Scientists are scrambling to save endangered Puerto Rican parrots, which have become even more threatened since Hurricane Maria. The catastrophic weather event ripped through the island’s tropical habitats, wiping out more than half of the wild parrots.
The outcome of Hurricane Maria has been traumatic for the parrot species. In the tropical forest of El Yunque, only 2 of 56 wild birds survived, while only 4 of 31 survived in a forest in the western town of Maricao. According to the researchers, an estimated 75 out of 134 survived in the Rio Abajo forest in the central mountains of Puerto Rico.
Gustavo Olivieri, the parrot recovery program coordinator for Puerto Rico’s Department of Natural Resources, explained that there is a lot of work to be done.
Next month, experts will unite to debate the best action plan. At the breeding centers in El Yunque and Rio Abajo forests, over 460 birds remain captive and none of them have been released since the hurricane.
Scientists are currently trying to determine the best way to prepare the parrots for release. There are very few birds in the wild, and the forests are not as able to sustain them as they once were.
“Our priority now is not reproduction..It’s to start releasing them,” said study co-author Marisel Lopez, who oversees the parrot recovery program at El Yunque for the U.S. Fish and Wildlife Service.
Before this type of release, however, scientists must make sure that the forests can offer food and safe shelter. One major concern is that many of the large trees where parrots used to nest are completely wiped out.

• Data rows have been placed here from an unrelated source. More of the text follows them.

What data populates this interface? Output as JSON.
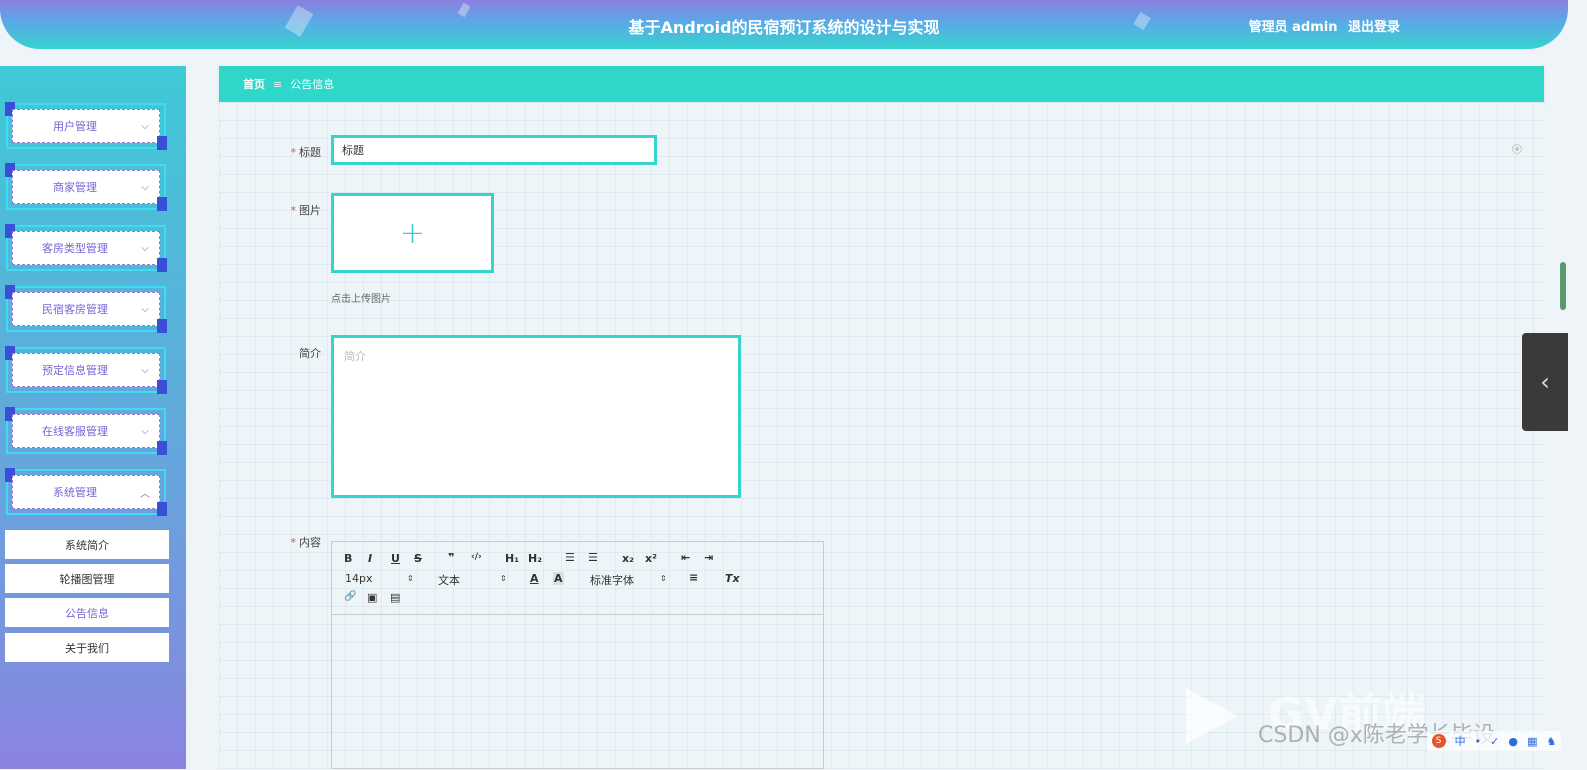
{
  "header": {
    "title": "基于Android的民宿预订系统的设计与实现",
    "user_role": "管理员",
    "user_name": "admin",
    "logout_label": "退出登录"
  },
  "sidebar": {
    "menus": [
      {
        "label": "用户管理",
        "chevron": "⌵"
      },
      {
        "label": "商家管理",
        "chevron": "⌵"
      },
      {
        "label": "客房类型管理",
        "chevron": "⌵"
      },
      {
        "label": "民宿客房管理",
        "chevron": "⌵"
      },
      {
        "label": "预定信息管理",
        "chevron": "⌵"
      },
      {
        "label": "在线客服管理",
        "chevron": "⌵"
      },
      {
        "label": "系统管理",
        "chevron": "︿"
      }
    ],
    "submenu": [
      {
        "label": "系统简介"
      },
      {
        "label": "轮播图管理"
      },
      {
        "label": "公告信息"
      },
      {
        "label": "关于我们"
      }
    ]
  },
  "breadcrumb": {
    "home": "首页",
    "separator": "≡",
    "current": "公告信息"
  },
  "form": {
    "title_label": "标题",
    "title_value": "标题",
    "image_label": "图片",
    "upload_plus": "+",
    "upload_hint": "点击上传图片",
    "brief_label": "简介",
    "brief_placeholder": "简介",
    "content_label": "内容",
    "required_mark": "*"
  },
  "editor": {
    "bold": "B",
    "italic": "I",
    "underline": "U",
    "strike": "S",
    "quote": "❞",
    "code": "‹/›",
    "h1": "H₁",
    "h2": "H₂",
    "ordered_list": "☰",
    "bullet_list": "☰",
    "subscript": "x₂",
    "superscript": "x²",
    "outdent": "⇤",
    "indent": "⇥",
    "font_size": "14px",
    "header_select": "文本",
    "font_color": "A",
    "bg_color": "A",
    "font_family": "标准字体",
    "align": "≡",
    "clean": "Tx",
    "link": "🔗",
    "image": "▣",
    "video": "▤",
    "select_arrow": "⇕"
  },
  "drawer_handle": "‹",
  "watermark": {
    "text": "CSDN @x陈老学长毕设",
    "big": "GV前端"
  },
  "ime": {
    "logo": "S",
    "chars": [
      "中",
      "•",
      "✓",
      "●",
      "▦",
      "♞",
      "⌘"
    ]
  },
  "colors": {
    "accent": "#36d3cf",
    "menu_text": "#7a63d4",
    "breadcrumb_bg": "#2fd7cb"
  }
}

By Chrissy Sexton, Earth.com Staff Writer
Image Credit: Associated Press